It’s spring recess in D.C., and the Senate and House will be off for two weeks. While the recess means lighter traffic, it doesn’t mean that the labor and employment policy machine grinds to a halt. Here is this week’s Buzz:
Like Sands Through the Hourglass… So are the days at the National Labor Relations Board (NLRB), where each day seemingly brings a new development in the joint-employer soap opera:
- First, late last week, Member William Emanuel shot back at the inspector general’s report, which concluded he should have recused himself from the Hy-Brand decision that overturned Browning-Ferris (BFI). Emanuel’s attorney argues that there is “no precedent” for the conclusion that Hy-Brand and BFI are the “same matter,” and that the new “issue preclusion” standard will have dramatic implications for the Board in the future.
- Second, in a “turnabout is fair play” maneuver, the Competitive Enterprise Institute has requested that the NLRB’s inspector general investigate Member Mark Pearce “for improperly disclosing internal Board deliberations.” The allegation is based on a Wall Street Journal report claiming that Pearce blabbed about the Hy-Brand reversal before it was made public.
- Third, Bloomberg BNA is reporting that the inspector general is, indeed, opening an investigation into Member Pearce’s alleged loose lips.
- Finally, the National Right to Work Legal Defense Foundation is asking the Council of the Inspectors General on Integrity and Efficiency (the watchdog of the watchdogs) to investigate whether the NLRB inspector general “disseminated confidential NLRB deliberations” during his investigation of Member Emanuel.
Persuader Update. It looks like the end may be near (for now) for the 2016 persuader rule. The current administration’s proposal to rescind the rule was sent to the Office of Information and Regulatory Affairs earlier this week. This is the last stop for regulations before they are officially finalized. The Buzz is hopeful that the final rule will be a clean rescission of the 2016 interpretation.
DOL Compliance Videos. The U.S. Department of Labor’s (DOL) Wage and Hour Division (WHD) has released five Fair Labor Standards Act (FLSA) explanatory videos that “strip away the ‘legalese’ and provide employers the basic information they need to understand their obligations and to comply with the law.” The videos describe FLSA coverage, minimum wage, deductions, hours worked, and overtime. Along with the return of opinion letters and the recently announced Payroll Audit Independent Determination (PAID) program, these videos provide another example of the WHD’s increasingly cooperative approach to compliance.

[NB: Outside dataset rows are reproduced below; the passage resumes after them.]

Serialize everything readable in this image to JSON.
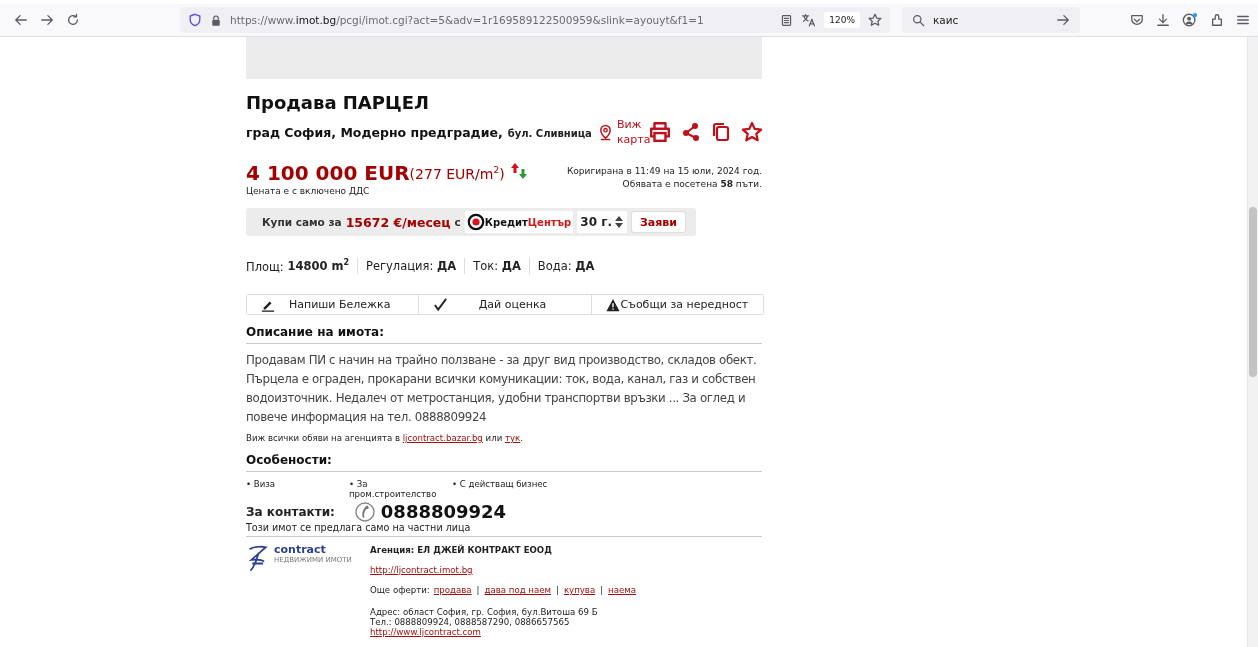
{
  "browser": {
    "url": "https://www.**imot.bg**/pcgi/imot.cgi?act=5&adv=1r169589122500959&slink=ayouyt&f1=1",
    "zoom": "120%",
    "search_value": "каис"
  },
  "listing": {
    "title": "Продава ПАРЦЕЛ",
    "location": "град София, Модерно предградие,",
    "street": "бул. Сливница",
    "map_link": "Виж карта",
    "price": "4 100 000 EUR",
    "price_per_m2": "(277 EUR/m$^{2}$)",
    "vat_note": "Цената е с включено ДДС",
    "updated": "Коригирана в 11:49 на 15 юли, 2024 год.",
    "views": "Обявата е посетена **58** пъти."
  },
  "credit": {
    "lead": "Купи само за",
    "amount": "15672 €/месец",
    "conj": "с",
    "logo_first": "Кредит",
    "logo_second": "Център",
    "term": "30 г.",
    "button": "Заяви"
  },
  "params": [
    {
      "label": "Площ:",
      "value": "14800 m$^{2}$"
    },
    {
      "label": "Регулация:",
      "value": "ДА"
    },
    {
      "label": "Ток:",
      "value": "ДА"
    },
    {
      "label": "Вода:",
      "value": "ДА"
    }
  ],
  "actions": [
    {
      "kind": "note",
      "label": "Напиши Бележка"
    },
    {
      "kind": "rate",
      "label": "Дай оценка"
    },
    {
      "kind": "report",
      "label": "Съобщи за нередност"
    }
  ],
  "description": {
    "heading": "Описание на имота:",
    "text": "Продавам ПИ с начин на трайно ползване - за друг вид производство, складов обект. Пърцела е ограден, прокарани всички комуникации: ток, вода, канал, газ и собствен водоизточник. Недалеч от метростанция, удобни транспортви връзки ... За оглед и повече информация на тел. 0888809924",
    "agency_lead": "Виж всички обяви на агенцията в",
    "agency_link": "ljcontract.bazar.bg",
    "agency_or": "или",
    "agency_here": "тук",
    "agency_end": "."
  },
  "features": {
    "heading": "Особености:",
    "items": [
      "• Виза",
      "• За пром.строителство",
      "• С действащ бизнес"
    ]
  },
  "contacts": {
    "label": "За контакти:",
    "phone": "0888809924",
    "note": "Този имот се предлага само на частни лица"
  },
  "agency": {
    "logo_word": "contract",
    "logo_sub": "НЕДВИЖИМИ ИМОТИ",
    "name": "Агенция: ЕЛ ДЖЕЙ КОНТРАКТ ЕООД",
    "site": "http://ljcontract.imot.bg",
    "offers_label": "Още оферти:",
    "offers_separator": "|",
    "offers": [
      "продава",
      "дава под наем",
      "купува",
      "наема"
    ],
    "address": "Адрес: област София, гр. София, бул.Витоша 69 Б",
    "phones": "Тел.: 0888809924, 0888587290, 0886657565",
    "website": "http://www.ljcontract.com"
  }
}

OFCCP Wants to Hear From You! Not to be outdone by its WHD buddies down the hall, the Office of Federal Contract Compliance Programs (OFCCP) has announced that it will be sending out a survey to federal contractors in order to collect information on how it can improve “communication, transparency, and timeliness during . . . compliance evaluations.” The survey is likely a follow-up from OFCCP’s contractor compliance assistance town halls that were held in the fall of 2017. Lauren B. Hicks and Leigh M. Nason have more.
ADA Reform Update. The Buzz recently reported on the passage of the ADA Education and Reform Act of 2017 in the House of Representatives. The bill has moved on for consideration by the Senate, but it doesn’t look like it will go much further than that. That is because a group of 43 Democratic senators—led by Sen. Tammy Duckworth (D-IL)—sent a scorching letter to Sen. Mitch McConnell (R-KY) vowing their opposition. With these numbers, McConnell likely won’t have the votes to break a filibuster of the bill, and that’s assuming all Republicans vote yes, which isn’t guaranteed on a matter such as this one.
What’s Next for Unions? Many stakeholders are asking themselves this question these days, particularly while we all await a ruling in the Supreme Court’s Janus v. AFSCME case. This article explores the increasing popularity of unions among millennials and professional workers and how this may impact a post-Janus world.
Easter at the White House. For the second week in a row, we are examining the impact of the Turf Protection Law of 1876. Last week, we referenced the law’s role in banning sledding from the grounds of the U.S. Capitol. But the broad prohibition on the use of “any portion of the Capitol Grounds and terraces from being used as playgrounds or otherwise” also had the effect of banning another beloved activity from Capitol grounds: Easter egg rolling. Local schools used to be closed on the Monday following Easter to allow children to roll their Easter eggs on the lawn of the Capitol. However, this activity destroyed the grass and annoyed lawmakers, which eventually led to the ban in 1876. But in 1878, disappointed children lobbied President Rutherford B. Hayes to allow Easter egg rolling on the White House lawn, and an annual tradition was born.